Today, Saturday, my daughter, one of her childhood friends, my granddaughter and me went to the tourist complex/ entertainment center in the heart of Fisherman’s Wharf in San Francisco’s North Beach district…It was a warm and sunny day, maybe mid 60’s and we were bound and determined to visit the naval vessel, the S.S. Pampanito, a vintage WWII submarine which had seen actual combat in WWII…
We had tried to visit this ship on Monday, but we were moved by the hand of fate when a power outage shut down the whole Wharf area, and we ended up going to Lombard street, the crookedest street in the world, Coit Tower, a local landmark, and City Lights bookstore, all of which I have already related in Monday’s blog “The Beatniks and North Beach,” which proved to be quite enjoyable in it’s own right….
This also ties in with the blog I wrote about “The Butterfly Effect” which expounds on how everything is related to everything else…At any rate, this time there was no blackout and we were able to take the full tour of the submarine…And if you have never been on an actual submarine, it was an eye opener….
The first thing that strikes you when you climb down the steep ladder into the submarine is how incredibly cramped everything is! The submarine carried a crew of 80 young men, and the interior of the submarine was crammed chock full of wires, gauges, dials, switches, wheels, valves, gauges, and engineering equipment right overhead….A jockey would have felt at home inside these cramped quarters, but I am about 6′ tall and felt like ducking every few steps as we progressed on our tour…
You have to wedge yourself through bulkheads, or oval doorways every 10-15 feet to get to the next area of the submarine, actually lift up your legs and step through them…These are the watertight doors we have all seen in movies like U-571, with Mathew McConaughey, as a more recent example of an actual submarine and what it was like to serve on one during wartime conditions….
Besides everything else being so cramped, the luckier men got to sleep in 3 tiered bunk beds with about 2 feet of headroom above them….The men in the fore and aft parts of the vessel actually slept with their hammocks touching the deadly torpedoes they hovered over…The dining area was similarly cramped, with a few small tables and narrow benches jammed together….
It wasn’t just the regular sailors, even the officers quarters were tiny and cramped, including the captains space, about half the size of the smallest cubicle you can imagine, although the captain and the other officers at least had doors to shut and give them the illusion of privacy…..The cook had his own galley to make meals for the entire crew, and what a logistical nightmare that must have been!
Did I mention that these submarines could only stay underwater approximately 16 hours before they had to resurface for air, that there were virtually no shower facilities for the men because almost all the available water on board had to go to run the engines, and that in those days, almost every sailor chain smoked incessantly?

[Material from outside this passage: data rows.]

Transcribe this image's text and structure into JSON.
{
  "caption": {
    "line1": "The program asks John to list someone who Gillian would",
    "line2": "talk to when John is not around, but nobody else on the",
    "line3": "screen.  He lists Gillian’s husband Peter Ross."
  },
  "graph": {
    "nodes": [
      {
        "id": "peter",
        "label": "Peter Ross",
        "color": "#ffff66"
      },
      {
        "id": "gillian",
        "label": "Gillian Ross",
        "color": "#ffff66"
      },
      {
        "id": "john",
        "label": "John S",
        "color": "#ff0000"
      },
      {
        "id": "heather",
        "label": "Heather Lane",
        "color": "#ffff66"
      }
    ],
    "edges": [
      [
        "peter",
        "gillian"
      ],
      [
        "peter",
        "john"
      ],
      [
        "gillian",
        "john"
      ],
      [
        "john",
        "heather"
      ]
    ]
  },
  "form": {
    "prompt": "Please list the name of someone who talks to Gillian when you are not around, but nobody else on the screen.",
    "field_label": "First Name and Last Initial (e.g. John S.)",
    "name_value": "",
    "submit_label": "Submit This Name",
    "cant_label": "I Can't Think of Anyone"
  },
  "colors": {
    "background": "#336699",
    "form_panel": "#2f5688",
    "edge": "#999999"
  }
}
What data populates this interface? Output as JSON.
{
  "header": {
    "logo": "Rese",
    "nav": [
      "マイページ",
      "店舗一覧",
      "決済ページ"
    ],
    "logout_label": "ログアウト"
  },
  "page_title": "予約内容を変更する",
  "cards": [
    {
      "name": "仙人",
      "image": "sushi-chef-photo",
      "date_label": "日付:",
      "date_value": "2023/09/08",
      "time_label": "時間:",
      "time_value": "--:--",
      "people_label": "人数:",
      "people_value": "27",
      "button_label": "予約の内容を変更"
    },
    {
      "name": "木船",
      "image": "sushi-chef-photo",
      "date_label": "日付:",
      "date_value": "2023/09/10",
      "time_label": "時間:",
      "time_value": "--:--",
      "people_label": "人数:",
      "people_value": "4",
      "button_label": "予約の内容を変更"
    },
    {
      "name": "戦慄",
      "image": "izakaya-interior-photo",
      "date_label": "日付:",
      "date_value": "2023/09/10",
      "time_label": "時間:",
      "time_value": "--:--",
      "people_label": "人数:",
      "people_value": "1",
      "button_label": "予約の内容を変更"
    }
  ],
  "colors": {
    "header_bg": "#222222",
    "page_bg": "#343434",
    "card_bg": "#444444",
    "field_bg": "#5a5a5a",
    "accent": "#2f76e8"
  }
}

Hygiene and 2nd hand smoke were the least of these sailor’s worries….This submarine warfare was no place for a claustrophobic, that’s for sure! Like I said, I felt cramped just coexisting with the other tourists as they passed through the ship on the tour, and there were way less than 80 of them….
The submarine had a listed depth of 400 feet that it could descend to safely, but twice this particular submarine descended to 650 feet of water without it’s hull being crushed by the immense pressure of the ocean water just outside, once because of an accident, once because it was being depth charged…
If you ended up in a section of the ship that was taking on water, you had to move quickly to escape the area where the water was rushing in, or the rest of the crew would immediately close and lock these watertight doors down, to preserve the integrity of the rest of the ship and avert total disaster…..It sounds harsh, but it was a reality all the sailors knew and accepted….
The submarine Pampanito went on 5-6 cruises in the South Pacific, which usually lasted approximately 75 days and actually sank several enemy vessels….They also participated in a daring rescue of some ship wrecked POW’s they found afloat in the south China sea…The POW’s were shipwrecked and floating for 3 days hanging onto debris left over after other American subs had sunk the Japanese transport ships evacuating them from their prison camps….
And so for 6 extra days their already incredibly crammed quarters on this tiny sub were jammed with an additional 70 people! These prisoners were in terrible shape, sick and emaciated, so it was a true mission of mercy to rescue them and transport them to safety….Their mission was successful, and the former POW’s all were eternally grateful to them for their efforts….
It was a sobering experience to see how our parent’s generation existed during WW II on a submarine, and we were all happy to clamber up the steep ladders to greedily gulp the fresh air on the deck as we left the ship…It was definitely an educational experience, and I would recommend it for anybody, especially baby boomers whose parents served in WW II……
I think this acceptance of things as they were and their implacable will to succeed in WW II was what gave our parent’s generations their name of “The Greatest Generation” in Tom Brokaw’s best selling novel….